** WORK TO BE COMPLETED **
The answer must be an exact copy of the entries that follow, with all images removed.

(Collected data entries)
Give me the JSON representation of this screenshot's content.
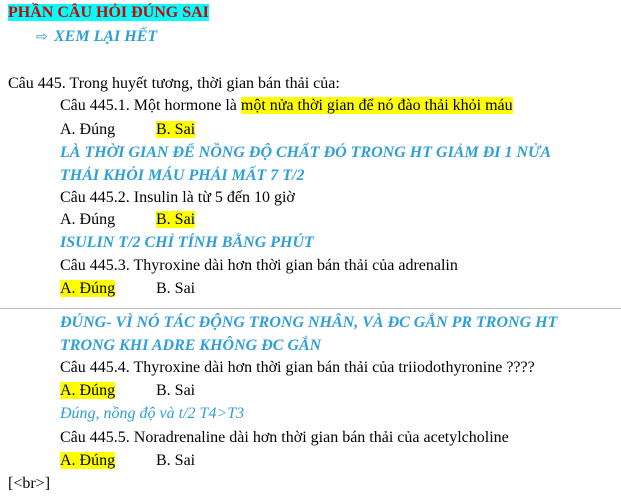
{
  "header": {
    "title": "PHẦN CÂU HỎI ĐÚNG SAI",
    "review_link": "XEM LẠI HẾT"
  },
  "question": {
    "stem": "Câu 445. Trong huyết tương, thời gian bán thải của:",
    "items": [
      {
        "prefix": "Câu 445.1. Một hormone là ",
        "highlight": "một nửa thời gian để nó đào thải khỏi máu",
        "option_a": "A. Đúng",
        "option_b": "B. Sai",
        "explanation_1": "LÀ THỜI GIAN ĐỂ NỒNG ĐỘ CHẤT ĐÓ TRONG HT GIẢM ĐI 1 NỬA",
        "explanation_2": "THẢI KHỎI MÁU PHẢI MẤT 7 T/2"
      },
      {
        "prefix": "Câu 445.2. Insulin là từ 5 đến 10 giờ",
        "option_a": "A. Đúng",
        "option_b": "B. Sai",
        "explanation_1": "ISULIN T/2 CHỈ TÍNH BẰNG PHÚT"
      },
      {
        "prefix": "Câu 445.3. Thyroxine dài hơn thời gian bán thải của adrenalin",
        "option_a": "A. Đúng",
        "option_b": "B. Sai",
        "explanation_1": "ĐÚNG- VÌ NÓ TÁC ĐỘNG TRONG NHÂN, VÀ ĐC GẮN PR TRONG HT",
        "explanation_2": "TRONG KHI ADRE KHÔNG ĐC GẮN"
      },
      {
        "prefix": "Câu 445.4. Thyroxine dài hơn thời gian bán thải của triiodothyronine ????",
        "option_a": "A. Đúng",
        "option_b": "B. Sai",
        "explanation_1": "Đúng, nồng độ và t/2 T4>T3"
      },
      {
        "prefix": "Câu 445.5.  Noradrenaline dài hơn thời gian bán thải của acetylcholine",
        "option_a": "A. Đúng",
        "option_b": "B. Sai"
      }
    ]
  },
  "footer": {
    "tag": "[<br>]"
  },
  "colors": {
    "highlight": "#ffff00",
    "title_bg": "#00ffff",
    "title_text": "#d40000",
    "explanation": "#2e9fd8"
  },
  "icons": {
    "review_arrow": "arrow-right-outline-icon"
  }
}
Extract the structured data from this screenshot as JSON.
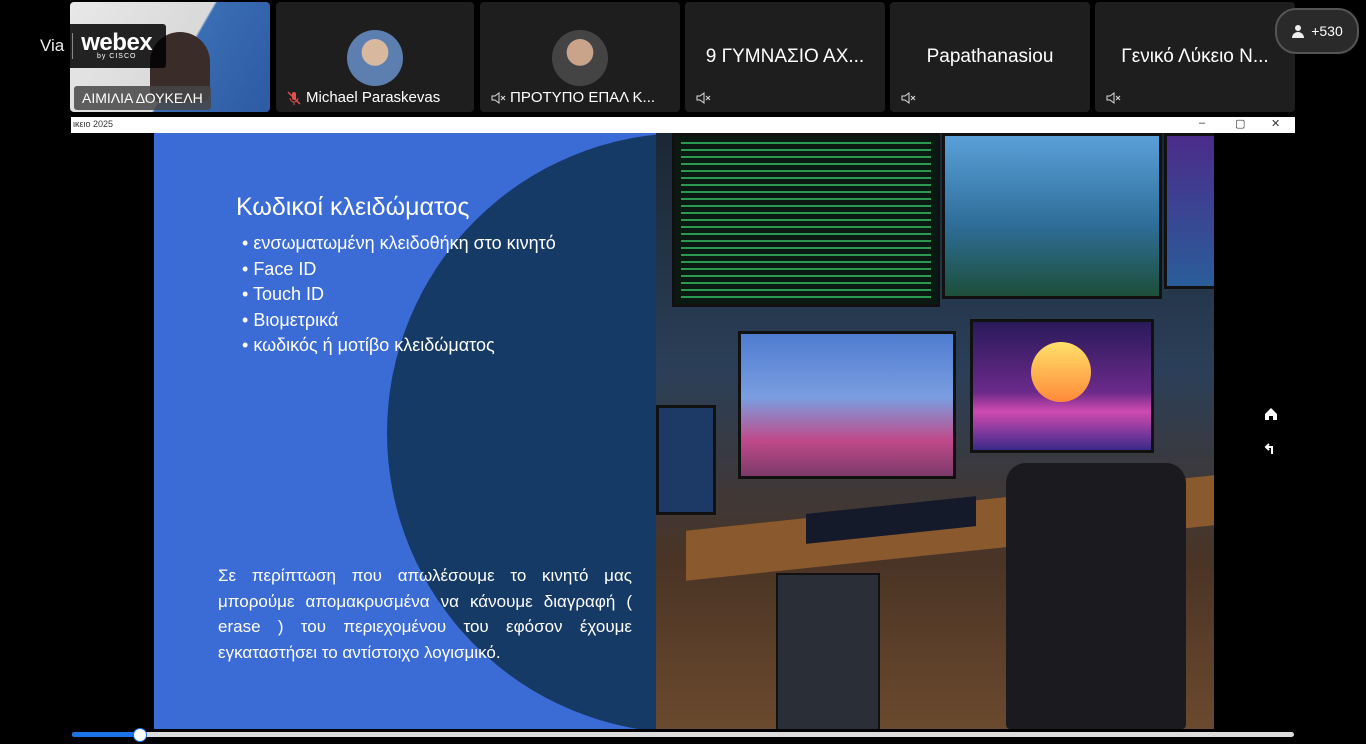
{
  "webex": {
    "via": "Via",
    "brand": "webex",
    "sub": "by CISCO"
  },
  "participants": [
    {
      "name": "ΑΙΜΙΛΙΑ ΔΟΥΚΕΛΗ"
    },
    {
      "name": "Michael Paraskevas"
    },
    {
      "name": "ΠΡΟΤΥΠΟ ΕΠΑΛ Κ..."
    },
    {
      "name": "9 ΓΥΜΝΑΣΙΟ ΑΧ..."
    },
    {
      "name": "Papathanasiou"
    },
    {
      "name": "Γενικό Λύκειο Ν..."
    }
  ],
  "participant_count": "+530",
  "window": {
    "title": "ικειο 2025",
    "minimize": "–",
    "restore": "▢",
    "close": "✕"
  },
  "slide": {
    "title": "Κωδικοί κλειδώματος",
    "bullets": [
      "ενσωματωμένη κλειδοθήκη στο κινητό",
      "Face ID",
      "Touch ID",
      "Βιομετρικά",
      "κωδικός ή μοτίβο κλειδώματος"
    ],
    "paragraph": "Σε περίπτωση που απωλέσουμε το κινητό μας μπορούμε απομακρυσμένα να κάνουμε διαγραφή ( erase ) του περιεχομένου του εφόσον έχουμε εγκαταστήσει το αντίστοιχο λογισμικό."
  },
  "progress": {
    "fraction": 0.055
  },
  "colors": {
    "slide_bg": "#3b6bd4",
    "circle": "#163a66",
    "accent": "#1a73e8"
  }
}
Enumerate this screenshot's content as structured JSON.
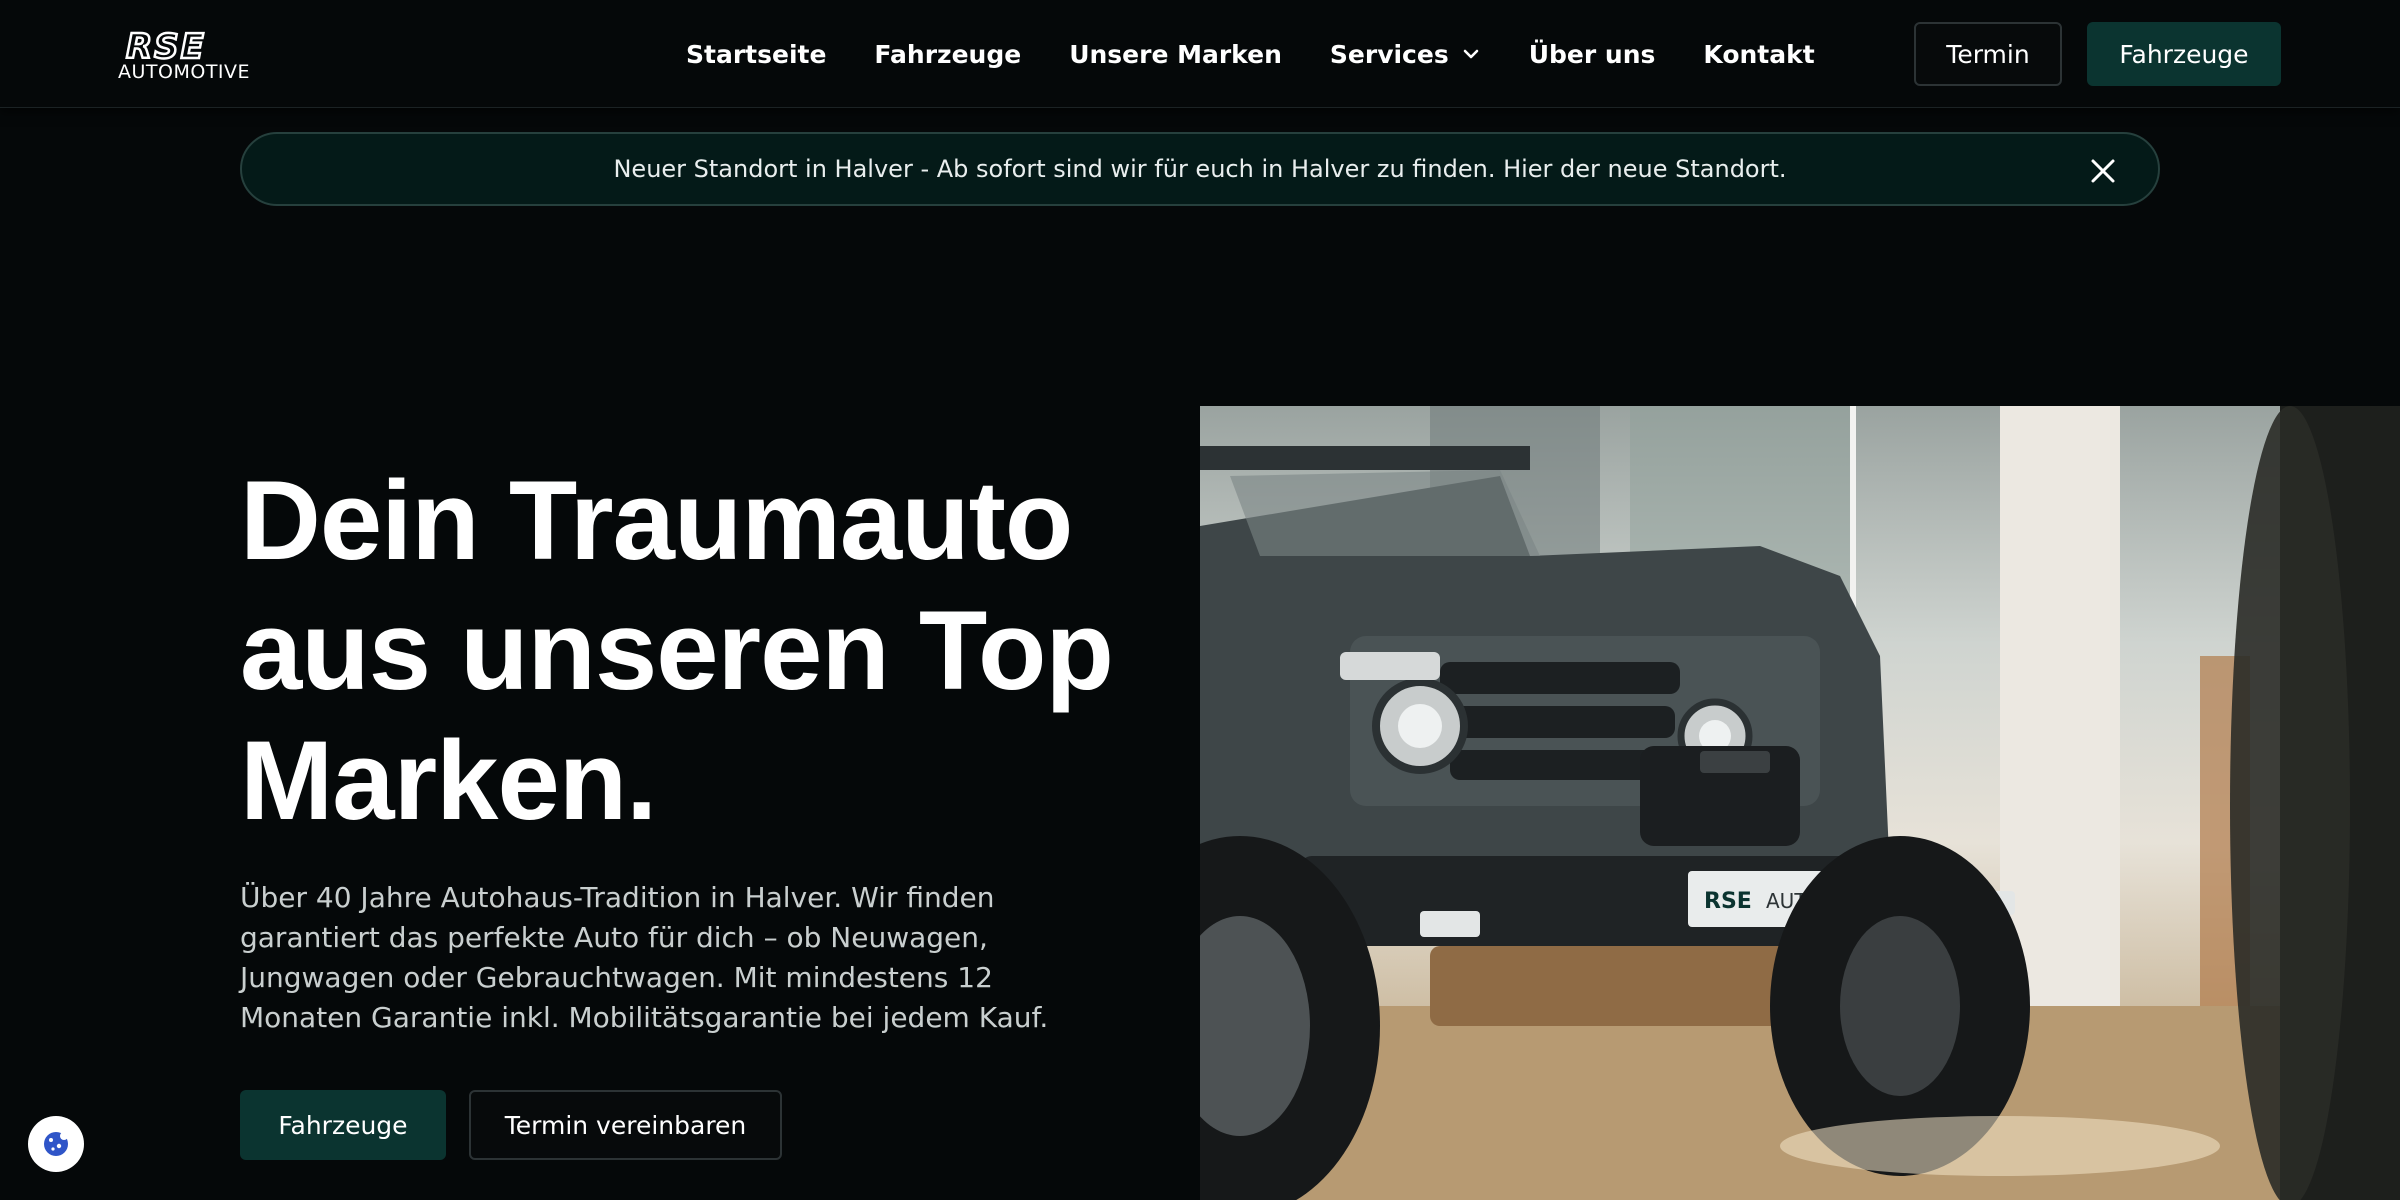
{
  "header": {
    "logo": {
      "top": "RSE",
      "bottom": "AUTOMOTIVE"
    },
    "nav": [
      {
        "label": "Startseite"
      },
      {
        "label": "Fahrzeuge"
      },
      {
        "label": "Unsere Marken"
      },
      {
        "label": "Services",
        "icon": "chevron-down-icon"
      },
      {
        "label": "Über uns"
      },
      {
        "label": "Kontakt"
      }
    ],
    "termin_button": "Termin",
    "fahrzeuge_button": "Fahrzeuge"
  },
  "announcement": {
    "text": "Neuer Standort in Halver - Ab sofort sind wir für euch in Halver zu finden. Hier der neue Standort.",
    "close_icon": "close-icon"
  },
  "hero": {
    "title_line1": "Dein Traumauto",
    "title_line2": "aus unseren Top",
    "title_line3": "Marken.",
    "text": "Über 40 Jahre Autohaus-Tradition in Halver. Wir finden garantiert das perfekte Auto für dich – ob Neuwagen, Jungwagen oder Gebrauchtwagen. Mit mindestens 12 Monaten Garantie inkl. Mobilitätsgarantie bei jedem Kauf.",
    "primary_button": "Fahrzeuge",
    "secondary_button": "Termin vereinbaren",
    "image": {
      "plate_brand": "RSE",
      "plate_text": "AUTOMOTIVE"
    }
  },
  "cookie": {
    "icon": "cookie-icon"
  },
  "colors": {
    "background": "#050809",
    "accent": "#0b3430",
    "banner": "#041a18"
  }
}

** SOLVED PROBLEM **
Give me the JSON representation of this screenshot's content.
{
  "header": {
    "title": "PHẦN CÂU HỎI ĐÚNG SAI",
    "review_link": "XEM LẠI HẾT"
  },
  "question": {
    "stem": "Câu 445. Trong huyết tương, thời gian bán thải của:",
    "items": [
      {
        "prefix": "Câu 445.1. Một hormone là ",
        "highlight": "một nửa thời gian để nó đào thải khỏi máu",
        "option_a": "A. Đúng",
        "option_b": "B. Sai",
        "explanation_1": "LÀ THỜI GIAN ĐỂ NỒNG ĐỘ CHẤT ĐÓ TRONG HT GIẢM ĐI 1 NỬA",
        "explanation_2": "THẢI KHỎI MÁU PHẢI MẤT 7 T/2"
      },
      {
        "prefix": "Câu 445.2. Insulin là từ 5 đến 10 giờ",
        "option_a": "A. Đúng",
        "option_b": "B. Sai",
        "explanation_1": "ISULIN T/2 CHỈ TÍNH BẰNG PHÚT"
      },
      {
        "prefix": "Câu 445.3. Thyroxine dài hơn thời gian bán thải của adrenalin",
        "option_a": "A. Đúng",
        "option_b": "B. Sai",
        "explanation_1": "ĐÚNG- VÌ NÓ TÁC ĐỘNG TRONG NHÂN, VÀ ĐC GẮN PR TRONG HT",
        "explanation_2": "TRONG KHI ADRE KHÔNG ĐC GẮN"
      },
      {
        "prefix": "Câu 445.4. Thyroxine dài hơn thời gian bán thải của triiodothyronine ????",
        "option_a": "A. Đúng",
        "option_b": "B. Sai",
        "explanation_1": "Đúng, nồng độ và t/2 T4>T3"
      },
      {
        "prefix": "Câu 445.5.  Noradrenaline dài hơn thời gian bán thải của acetylcholine",
        "option_a": "A. Đúng",
        "option_b": "B. Sai"
      }
    ]
  },
  "footer": {
    "tag": "[<br>]"
  },
  "colors": {
    "highlight": "#ffff00",
    "title_bg": "#00ffff",
    "title_text": "#d40000",
    "explanation": "#2e9fd8"
  },
  "icons": {
    "review_arrow": "arrow-right-outline-icon"
  }
}
Extract the structured data from this screenshot as JSON.
{
  "webex": {
    "via": "Via",
    "brand": "webex",
    "sub": "by CISCO"
  },
  "participants": [
    {
      "name": "ΑΙΜΙΛΙΑ ΔΟΥΚΕΛΗ"
    },
    {
      "name": "Michael Paraskevas"
    },
    {
      "name": "ΠΡΟΤΥΠΟ ΕΠΑΛ Κ..."
    },
    {
      "name": "9 ΓΥΜΝΑΣΙΟ ΑΧ..."
    },
    {
      "name": "Papathanasiou"
    },
    {
      "name": "Γενικό Λύκειο Ν..."
    }
  ],
  "participant_count": "+530",
  "window": {
    "title": "ικειο 2025",
    "minimize": "–",
    "restore": "▢",
    "close": "✕"
  },
  "slide": {
    "title": "Κωδικοί κλειδώματος",
    "bullets": [
      "ενσωματωμένη κλειδοθήκη στο κινητό",
      "Face ID",
      "Touch ID",
      "Βιομετρικά",
      "κωδικός ή μοτίβο κλειδώματος"
    ],
    "paragraph": "Σε περίπτωση που απωλέσουμε το κινητό μας μπορούμε απομακρυσμένα να κάνουμε διαγραφή ( erase ) του περιεχομένου του εφόσον έχουμε εγκαταστήσει το αντίστοιχο λογισμικό."
  },
  "progress": {
    "fraction": 0.055
  },
  "colors": {
    "slide_bg": "#3b6bd4",
    "circle": "#163a66",
    "accent": "#1a73e8"
  }
}
Enumerate this screenshot's content as structured JSON.
{
  "header": {
    "logo": {
      "top": "RSE",
      "bottom": "AUTOMOTIVE"
    },
    "nav": [
      {
        "label": "Startseite"
      },
      {
        "label": "Fahrzeuge"
      },
      {
        "label": "Unsere Marken"
      },
      {
        "label": "Services",
        "icon": "chevron-down-icon"
      },
      {
        "label": "Über uns"
      },
      {
        "label": "Kontakt"
      }
    ],
    "termin_button": "Termin",
    "fahrzeuge_button": "Fahrzeuge"
  },
  "announcement": {
    "text": "Neuer Standort in Halver - Ab sofort sind wir für euch in Halver zu finden. Hier der neue Standort.",
    "close_icon": "close-icon"
  },
  "hero": {
    "title_line1": "Dein Traumauto",
    "title_line2": "aus unseren Top",
    "title_line3": "Marken.",
    "text": "Über 40 Jahre Autohaus-Tradition in Halver. Wir finden garantiert das perfekte Auto für dich – ob Neuwagen, Jungwagen oder Gebrauchtwagen. Mit mindestens 12 Monaten Garantie inkl. Mobilitätsgarantie bei jedem Kauf.",
    "primary_button": "Fahrzeuge",
    "secondary_button": "Termin vereinbaren",
    "image": {
      "plate_brand": "RSE",
      "plate_text": "AUTOMOTIVE"
    }
  },
  "cookie": {
    "icon": "cookie-icon"
  },
  "colors": {
    "background": "#050809",
    "accent": "#0b3430",
    "banner": "#041a18"
  }
}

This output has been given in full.